Problem to work on:
Please copy every line from the following entries in which the word "kind" appears.

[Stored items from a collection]
=======

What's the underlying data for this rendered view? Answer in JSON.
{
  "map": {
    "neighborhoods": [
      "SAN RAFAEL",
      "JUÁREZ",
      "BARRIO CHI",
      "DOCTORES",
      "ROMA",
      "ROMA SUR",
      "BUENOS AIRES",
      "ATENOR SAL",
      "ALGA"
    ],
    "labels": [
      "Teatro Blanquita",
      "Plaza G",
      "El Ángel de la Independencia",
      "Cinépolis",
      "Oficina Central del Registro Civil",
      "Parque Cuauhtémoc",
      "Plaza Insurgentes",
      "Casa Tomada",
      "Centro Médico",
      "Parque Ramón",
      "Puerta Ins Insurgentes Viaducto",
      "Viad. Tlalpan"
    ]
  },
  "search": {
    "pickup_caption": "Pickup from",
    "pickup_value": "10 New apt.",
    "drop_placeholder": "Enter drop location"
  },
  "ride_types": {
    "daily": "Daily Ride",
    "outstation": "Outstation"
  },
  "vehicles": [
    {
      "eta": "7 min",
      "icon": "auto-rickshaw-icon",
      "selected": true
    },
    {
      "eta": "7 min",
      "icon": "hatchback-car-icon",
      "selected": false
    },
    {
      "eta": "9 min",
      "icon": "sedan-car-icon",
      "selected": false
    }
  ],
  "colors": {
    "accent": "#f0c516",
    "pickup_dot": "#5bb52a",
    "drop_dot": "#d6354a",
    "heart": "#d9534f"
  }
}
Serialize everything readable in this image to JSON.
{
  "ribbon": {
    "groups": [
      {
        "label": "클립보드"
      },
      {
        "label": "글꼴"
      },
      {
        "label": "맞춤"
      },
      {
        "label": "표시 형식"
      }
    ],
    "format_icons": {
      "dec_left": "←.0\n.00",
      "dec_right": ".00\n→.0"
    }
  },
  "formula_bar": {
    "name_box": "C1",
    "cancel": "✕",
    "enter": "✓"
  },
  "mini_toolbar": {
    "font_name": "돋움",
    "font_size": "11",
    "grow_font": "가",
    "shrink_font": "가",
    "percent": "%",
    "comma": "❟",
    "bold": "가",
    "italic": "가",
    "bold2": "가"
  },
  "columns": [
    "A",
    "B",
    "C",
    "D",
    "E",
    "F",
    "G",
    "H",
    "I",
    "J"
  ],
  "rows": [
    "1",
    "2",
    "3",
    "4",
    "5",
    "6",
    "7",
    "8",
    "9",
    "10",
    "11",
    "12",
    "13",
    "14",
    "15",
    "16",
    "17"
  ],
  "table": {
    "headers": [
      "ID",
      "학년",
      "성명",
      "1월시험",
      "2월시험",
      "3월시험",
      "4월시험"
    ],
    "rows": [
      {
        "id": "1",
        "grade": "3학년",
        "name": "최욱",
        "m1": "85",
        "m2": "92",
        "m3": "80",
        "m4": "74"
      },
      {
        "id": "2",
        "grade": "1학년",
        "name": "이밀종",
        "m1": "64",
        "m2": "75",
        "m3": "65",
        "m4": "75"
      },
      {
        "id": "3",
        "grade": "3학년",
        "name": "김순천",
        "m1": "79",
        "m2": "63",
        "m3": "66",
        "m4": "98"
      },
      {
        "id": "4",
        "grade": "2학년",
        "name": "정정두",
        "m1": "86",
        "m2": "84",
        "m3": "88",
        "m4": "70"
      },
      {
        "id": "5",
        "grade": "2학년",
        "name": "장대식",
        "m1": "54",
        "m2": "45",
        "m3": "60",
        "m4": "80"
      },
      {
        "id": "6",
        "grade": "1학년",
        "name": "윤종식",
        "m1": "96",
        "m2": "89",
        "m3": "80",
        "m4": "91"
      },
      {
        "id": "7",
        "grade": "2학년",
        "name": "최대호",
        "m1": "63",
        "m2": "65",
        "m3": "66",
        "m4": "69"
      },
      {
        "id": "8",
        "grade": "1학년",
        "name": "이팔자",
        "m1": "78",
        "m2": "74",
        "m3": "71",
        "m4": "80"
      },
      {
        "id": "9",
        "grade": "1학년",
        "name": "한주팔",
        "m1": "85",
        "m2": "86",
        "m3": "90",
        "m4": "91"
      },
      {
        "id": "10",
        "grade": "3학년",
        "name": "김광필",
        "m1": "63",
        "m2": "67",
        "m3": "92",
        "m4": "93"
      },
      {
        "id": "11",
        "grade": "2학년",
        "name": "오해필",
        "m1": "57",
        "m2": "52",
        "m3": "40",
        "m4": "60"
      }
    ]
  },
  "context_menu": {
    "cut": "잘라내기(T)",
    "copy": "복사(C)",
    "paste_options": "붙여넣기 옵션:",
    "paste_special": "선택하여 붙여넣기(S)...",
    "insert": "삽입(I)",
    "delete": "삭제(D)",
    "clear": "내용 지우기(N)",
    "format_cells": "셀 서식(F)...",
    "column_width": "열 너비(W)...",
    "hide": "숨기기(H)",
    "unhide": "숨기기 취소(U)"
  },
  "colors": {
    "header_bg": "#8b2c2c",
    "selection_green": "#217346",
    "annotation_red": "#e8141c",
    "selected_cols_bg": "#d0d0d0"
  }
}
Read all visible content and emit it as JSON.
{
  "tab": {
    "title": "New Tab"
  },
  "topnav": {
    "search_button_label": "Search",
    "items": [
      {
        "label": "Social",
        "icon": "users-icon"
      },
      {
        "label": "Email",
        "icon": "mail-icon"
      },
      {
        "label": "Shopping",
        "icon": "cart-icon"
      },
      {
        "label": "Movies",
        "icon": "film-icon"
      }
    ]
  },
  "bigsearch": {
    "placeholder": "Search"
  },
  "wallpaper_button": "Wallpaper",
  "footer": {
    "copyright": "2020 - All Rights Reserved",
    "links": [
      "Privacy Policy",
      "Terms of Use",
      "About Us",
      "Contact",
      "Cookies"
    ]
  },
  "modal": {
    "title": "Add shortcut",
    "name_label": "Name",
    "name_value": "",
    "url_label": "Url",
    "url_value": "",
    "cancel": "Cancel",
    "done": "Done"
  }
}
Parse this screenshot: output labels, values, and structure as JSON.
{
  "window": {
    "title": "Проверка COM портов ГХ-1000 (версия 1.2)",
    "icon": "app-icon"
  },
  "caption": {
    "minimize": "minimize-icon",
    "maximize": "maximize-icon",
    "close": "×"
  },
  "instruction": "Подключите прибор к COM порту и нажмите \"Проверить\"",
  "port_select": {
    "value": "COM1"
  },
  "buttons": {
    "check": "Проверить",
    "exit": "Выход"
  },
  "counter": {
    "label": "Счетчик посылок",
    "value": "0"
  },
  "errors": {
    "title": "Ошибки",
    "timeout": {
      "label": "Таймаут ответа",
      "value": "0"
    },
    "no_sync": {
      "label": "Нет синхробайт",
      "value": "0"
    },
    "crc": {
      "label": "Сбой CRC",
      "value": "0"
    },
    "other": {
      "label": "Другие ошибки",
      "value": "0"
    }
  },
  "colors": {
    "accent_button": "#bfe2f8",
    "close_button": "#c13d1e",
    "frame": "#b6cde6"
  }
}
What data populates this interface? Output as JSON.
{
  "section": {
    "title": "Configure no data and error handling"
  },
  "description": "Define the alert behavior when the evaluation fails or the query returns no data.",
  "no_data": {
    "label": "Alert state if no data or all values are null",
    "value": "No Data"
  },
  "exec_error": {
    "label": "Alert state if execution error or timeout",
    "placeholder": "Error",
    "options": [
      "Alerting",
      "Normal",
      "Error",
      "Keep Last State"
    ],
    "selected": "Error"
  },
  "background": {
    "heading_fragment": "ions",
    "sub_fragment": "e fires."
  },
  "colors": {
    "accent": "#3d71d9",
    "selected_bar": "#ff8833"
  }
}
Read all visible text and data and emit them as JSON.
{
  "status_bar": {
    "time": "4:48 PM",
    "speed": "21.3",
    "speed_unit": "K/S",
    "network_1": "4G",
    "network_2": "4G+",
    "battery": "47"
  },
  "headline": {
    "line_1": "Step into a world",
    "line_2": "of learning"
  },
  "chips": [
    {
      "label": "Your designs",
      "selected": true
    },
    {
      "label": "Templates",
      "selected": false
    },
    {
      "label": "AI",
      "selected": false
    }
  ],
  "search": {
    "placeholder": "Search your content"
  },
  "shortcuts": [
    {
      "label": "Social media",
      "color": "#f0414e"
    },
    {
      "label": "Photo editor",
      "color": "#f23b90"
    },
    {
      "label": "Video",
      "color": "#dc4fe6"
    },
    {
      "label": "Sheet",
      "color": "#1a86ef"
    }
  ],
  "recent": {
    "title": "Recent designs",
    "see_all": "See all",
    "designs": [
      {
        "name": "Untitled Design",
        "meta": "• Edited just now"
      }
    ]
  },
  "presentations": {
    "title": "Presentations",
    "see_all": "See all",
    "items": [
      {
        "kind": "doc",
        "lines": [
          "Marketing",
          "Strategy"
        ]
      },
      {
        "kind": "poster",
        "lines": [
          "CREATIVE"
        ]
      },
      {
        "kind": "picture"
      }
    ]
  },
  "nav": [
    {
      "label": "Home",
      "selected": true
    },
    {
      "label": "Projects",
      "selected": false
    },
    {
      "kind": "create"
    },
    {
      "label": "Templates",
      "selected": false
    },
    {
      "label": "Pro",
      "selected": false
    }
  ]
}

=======

Answer to this exercise:
        "kind": "doc",
        "kind": "poster",
        "kind": "picture"
      "kind": "create"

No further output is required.